Filed under: agency, NASCAR, sports, activation
Siemens UK Outfit Puts Together a Classic
The sheer volume of sponsors doing sports/cause cross-property promotions means the approach is no longer trendy. Rather, it’s become a new classic—the sponsorship equivalent of “Jackie O” sunglasses or leather motorcycle jackets.
I came across an example yesterday that struck me for how textbook the activation seems—and I mean that in a good way.

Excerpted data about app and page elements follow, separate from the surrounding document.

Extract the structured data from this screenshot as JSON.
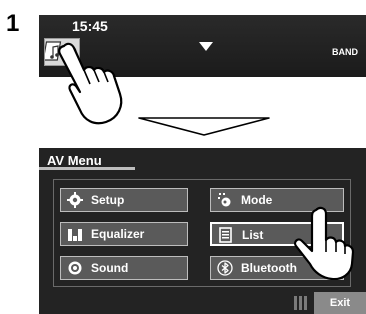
{
  "step_number": "1",
  "top_screen": {
    "clock": "15:45",
    "band_label": "BAND",
    "source_icon": "music-video-source-icon"
  },
  "av_menu": {
    "title": "AV Menu",
    "buttons": [
      {
        "label": "Setup",
        "icon": "gear-icon"
      },
      {
        "label": "Mode",
        "icon": "mode-icon"
      },
      {
        "label": "Equalizer",
        "icon": "equalizer-icon"
      },
      {
        "label": "List",
        "icon": "list-icon"
      },
      {
        "label": "Sound",
        "icon": "sound-icon"
      },
      {
        "label": "Bluetooth",
        "icon": "bluetooth-icon"
      }
    ],
    "exit_label": "Exit"
  }
}
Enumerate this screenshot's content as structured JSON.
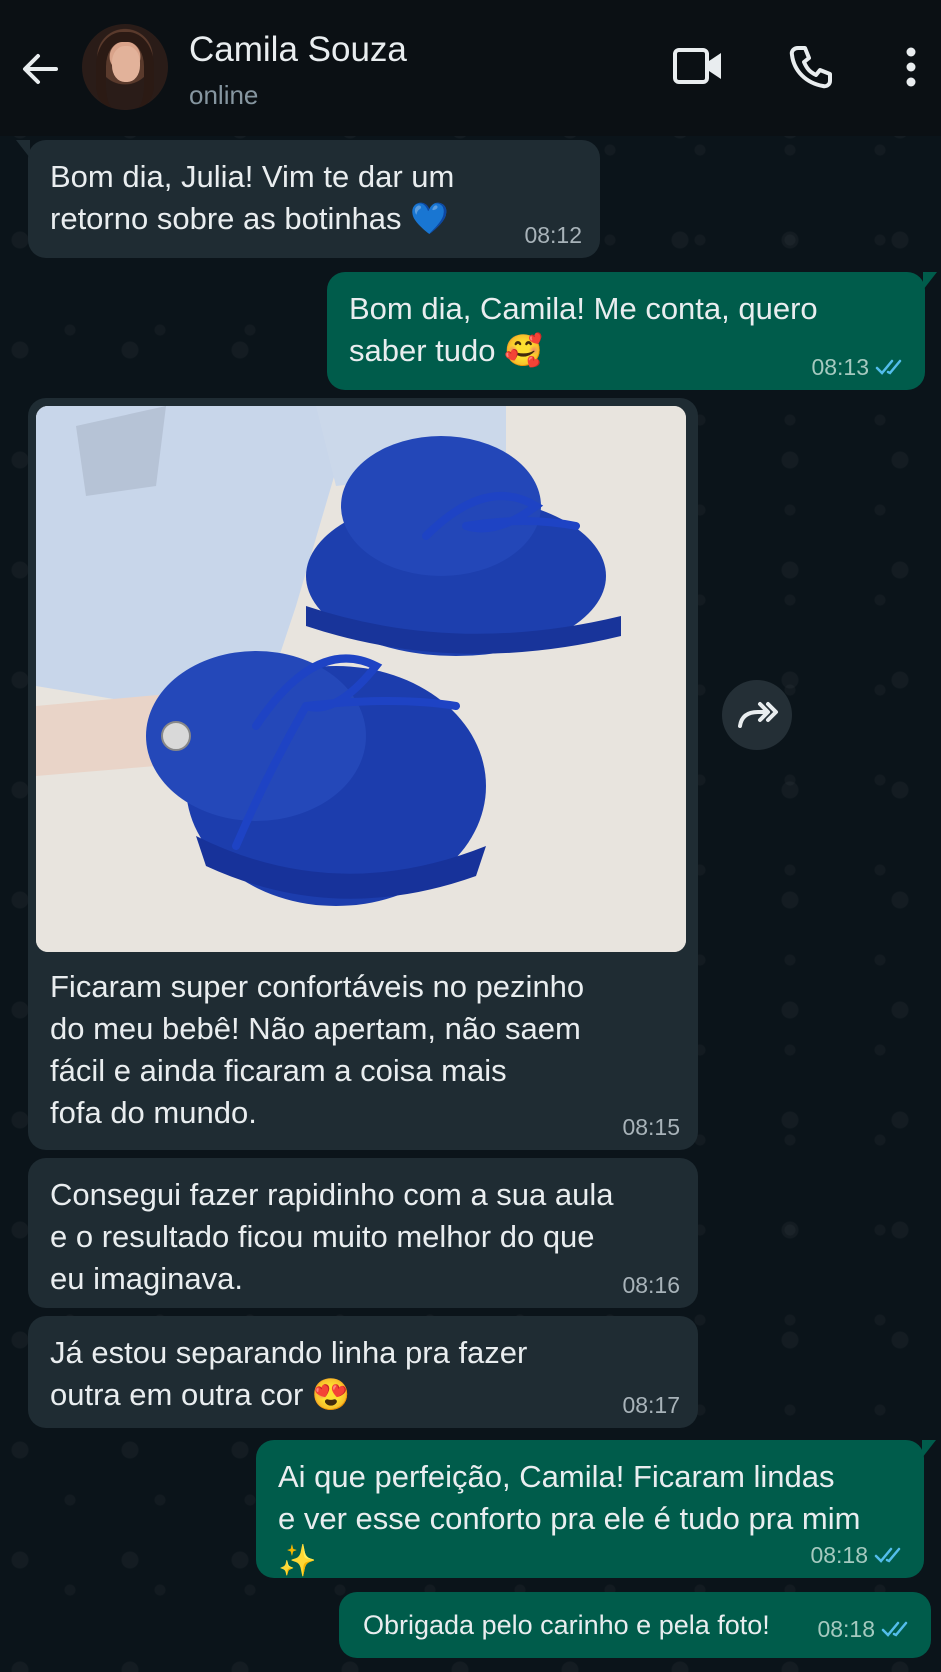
{
  "header": {
    "contact_name": "Camila Souza",
    "status": "online",
    "icons": [
      "back-arrow-icon",
      "video-call-icon",
      "phone-icon",
      "more-vert-icon"
    ]
  },
  "messages": [
    {
      "direction": "in",
      "text": "Bom dia, Julia! Vim te dar um\nretorno sobre as botinhas 💙",
      "time": "08:12"
    },
    {
      "direction": "out",
      "text": "Bom dia, Camila! Me conta, quero\nsaber tudo 🥰",
      "time": "08:13",
      "read": true
    },
    {
      "direction": "in",
      "type": "image",
      "image_alt": "blue crochet baby booties",
      "caption": "Ficaram super confortáveis no pezinho\ndo meu bebê! Não apertam, não saem\nfácil e ainda ficaram a coisa mais\nfofa do mundo.",
      "time": "08:15"
    },
    {
      "direction": "in",
      "text": "Consegui fazer rapidinho com a sua aula\ne o resultado ficou muito melhor do que\neu imaginava.",
      "time": "08:16"
    },
    {
      "direction": "in",
      "text": "Já estou separando linha pra fazer\noutra em outra cor 😍",
      "time": "08:17"
    },
    {
      "direction": "out",
      "text": "Ai que perfeição, Camila! Ficaram lindas\ne ver esse conforto pra ele é tudo pra mim ✨",
      "time": "08:18",
      "read": true
    },
    {
      "direction": "out",
      "text": "Obrigada pelo carinho e pela foto!",
      "time": "08:18",
      "read": true
    }
  ],
  "colors": {
    "background": "#0b141a",
    "incoming_bubble": "#1f2c33",
    "outgoing_bubble": "#005c4b",
    "read_ticks": "#53bdeb"
  }
}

Siemens sponsors both the Great Britain Rowing Team (GB Rowing) and The Stroke Association in the UK. Siemens is activating them both simultaneously, with a cross-property platform called Stroke for Stroke, which challenges the public to row 10K—inside or outside—to raise funds for the cause.
Having looked at the components online and the supporting press, it seems to me that Siemens and its partners are working from a very smart little checklist of how to set these types of promotions up.
Filed under: cause marketing, digital media, hospitals and healthcare, nonprofit, non-traditional categories, olympics, sports, strategic philanthropy, activation
Reporter’s Notebook: New Spending; Successful Activation Program
Through my conversations with sponsors, properties and reporters, I frequently come across new spending and activation programs that don’t make it into IEG Sponsorship Report. Below are three recent examples.
Aaron’s, Inc. boosts sponsorship budget 10 percent. The limping economy has prompted renewed interest in rent-to-own, dollar stores and other types of retailers that cater to low and middle-income consumers, and that has led to new sponsorship spending by players in those categories.
For its part, Aaron’s largely focuses on motorsports properties, and to a lesser extent properties located near its Atlanta headquarters. The company earlier this year renewed its title of NASCAR Sprint Cup Series and Nationwide Series races at Alabama’s Talladega Superspeedway, a property it has sponsored since ’02.
Filed under: entertainment, how to get sponsorship, motorsports, music, NASCAR, activation
Go For Sponsorship Gold: One Simple Rule
Remember the Golden Rule (for those academics reading, you may be more familiar with it as the “Ethic of Reciprocity”)? Something to the effect of “do unto others as you’d have done unto you” (not sure if I got that exactly right, I’d be overstretching it to say I’m the most virtuous person), but I’ve always loved the zen utility of being able to answer every question or solve every problem with one simple tenet.
So what’s the Golden Rule of sponsorship? If, as people, we’re supposed to treat others how we want to be treated, what as sponsorship pros is the golden statute to employ? Now, I’m no Buddha and I don’t claim to have the mystical, sage wisdom of the ages, however, I have seen a lot of sponsorship – good and bad – and while it may not be sexy, I think it comes down to this: enhance the consumer experience.
Filed under: branded entertainment, digital media, entertainment, fashion, activation